At the beginning of 2010, the Director of the Oceanography Department, Dr. Marco Salamanca and Dr. Billy Ernst, an academic from this department, met to study the design alternatives available in Chile and abroad for a small, transportable, coastal vessel to complement the activities of the L/C Kay Kay II in the most coastal areas and at lower operating costs.
The main objective of this new vessel will be to support the teaching and research work of undergraduate and graduate students in the Oceanography Department. In second place, this vessel is to aid in the development of the research projects of academics and students.
A North American design (based on a Maine lobster boat) was eventually chosen for its versatility, nautical attributes, deck space, and overall costs; this vessel was built in Chile. A similar boat used south off the Guaitecas, around continental Chiloé, and the Desventuradas Islands proved to be well-suited to these areas.
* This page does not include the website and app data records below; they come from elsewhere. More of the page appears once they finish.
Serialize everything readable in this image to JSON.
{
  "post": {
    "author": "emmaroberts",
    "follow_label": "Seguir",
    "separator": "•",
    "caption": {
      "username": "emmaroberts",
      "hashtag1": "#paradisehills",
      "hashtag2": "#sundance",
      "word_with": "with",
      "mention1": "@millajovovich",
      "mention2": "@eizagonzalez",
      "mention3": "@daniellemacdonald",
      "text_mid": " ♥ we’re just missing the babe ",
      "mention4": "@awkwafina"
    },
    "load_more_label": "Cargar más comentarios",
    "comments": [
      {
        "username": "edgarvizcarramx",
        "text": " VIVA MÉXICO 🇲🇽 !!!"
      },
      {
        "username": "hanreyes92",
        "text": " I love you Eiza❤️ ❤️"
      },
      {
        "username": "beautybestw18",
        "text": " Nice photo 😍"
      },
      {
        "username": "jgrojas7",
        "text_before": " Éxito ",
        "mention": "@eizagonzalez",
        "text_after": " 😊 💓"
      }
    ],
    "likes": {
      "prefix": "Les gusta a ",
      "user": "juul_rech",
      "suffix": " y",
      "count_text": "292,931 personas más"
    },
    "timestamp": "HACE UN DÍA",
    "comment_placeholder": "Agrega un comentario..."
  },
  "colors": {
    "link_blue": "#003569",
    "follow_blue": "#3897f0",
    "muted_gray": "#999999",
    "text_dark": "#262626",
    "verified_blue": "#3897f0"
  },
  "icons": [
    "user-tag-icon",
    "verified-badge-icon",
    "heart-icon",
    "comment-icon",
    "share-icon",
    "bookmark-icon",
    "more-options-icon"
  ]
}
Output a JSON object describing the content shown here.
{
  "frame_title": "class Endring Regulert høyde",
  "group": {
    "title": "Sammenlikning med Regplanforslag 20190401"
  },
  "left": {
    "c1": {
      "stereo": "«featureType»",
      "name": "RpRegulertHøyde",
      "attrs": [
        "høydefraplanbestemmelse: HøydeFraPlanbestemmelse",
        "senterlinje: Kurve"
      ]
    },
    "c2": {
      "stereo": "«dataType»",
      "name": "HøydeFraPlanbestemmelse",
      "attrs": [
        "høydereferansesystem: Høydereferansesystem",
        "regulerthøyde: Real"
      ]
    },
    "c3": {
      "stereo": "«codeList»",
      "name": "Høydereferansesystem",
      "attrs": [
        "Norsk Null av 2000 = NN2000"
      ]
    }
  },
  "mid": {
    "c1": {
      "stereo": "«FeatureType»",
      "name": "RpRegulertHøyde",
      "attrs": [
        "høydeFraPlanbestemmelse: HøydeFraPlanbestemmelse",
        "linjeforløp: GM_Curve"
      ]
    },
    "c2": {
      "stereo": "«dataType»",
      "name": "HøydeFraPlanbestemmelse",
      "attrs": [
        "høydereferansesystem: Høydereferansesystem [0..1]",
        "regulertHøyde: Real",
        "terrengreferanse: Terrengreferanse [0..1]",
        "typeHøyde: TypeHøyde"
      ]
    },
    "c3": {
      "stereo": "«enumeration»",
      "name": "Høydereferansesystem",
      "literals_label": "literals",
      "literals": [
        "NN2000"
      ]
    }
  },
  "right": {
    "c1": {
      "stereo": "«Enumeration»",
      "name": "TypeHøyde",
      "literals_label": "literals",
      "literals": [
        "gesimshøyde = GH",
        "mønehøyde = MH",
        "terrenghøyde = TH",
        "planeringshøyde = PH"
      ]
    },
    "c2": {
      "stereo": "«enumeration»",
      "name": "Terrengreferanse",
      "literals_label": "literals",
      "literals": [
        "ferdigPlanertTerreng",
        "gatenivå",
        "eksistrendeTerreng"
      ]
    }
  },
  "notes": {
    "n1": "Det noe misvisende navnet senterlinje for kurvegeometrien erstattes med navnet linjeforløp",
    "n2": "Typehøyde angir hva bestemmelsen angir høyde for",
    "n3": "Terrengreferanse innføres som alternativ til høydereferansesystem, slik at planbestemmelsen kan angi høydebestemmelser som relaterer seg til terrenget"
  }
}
All the equipment on this vessel was imported from Seattle, USA.
Christened R/V Ten Ten, the general design characteristics are:
- Total length: 7.7 m
- Breadth: 2.4 m
- Draught: 0.75 m
- Approx. weight: 2000 kg
- Fuel capacity: app. 230 L
- Estimated cruise speed: 14 kn
- Estimated maximum speed: 20 kn
- Onboard motor: 110 hp Volvo
Principle equipment: The L/C Ten Ten has a GPS system, echosounder, Lowrance radar, VHF radio, navigation lights, nautical compass, an oceanic lifeboat for 6, three self-inflating lifevests, horn, toilet-WC, an independent oil pressure system (9 hp Honda motor) for operating a hydraulic winch, 330 m of stainless steel cable (3.9 mm), and a mast and boom for operating minor fishing and oceanographic equipment.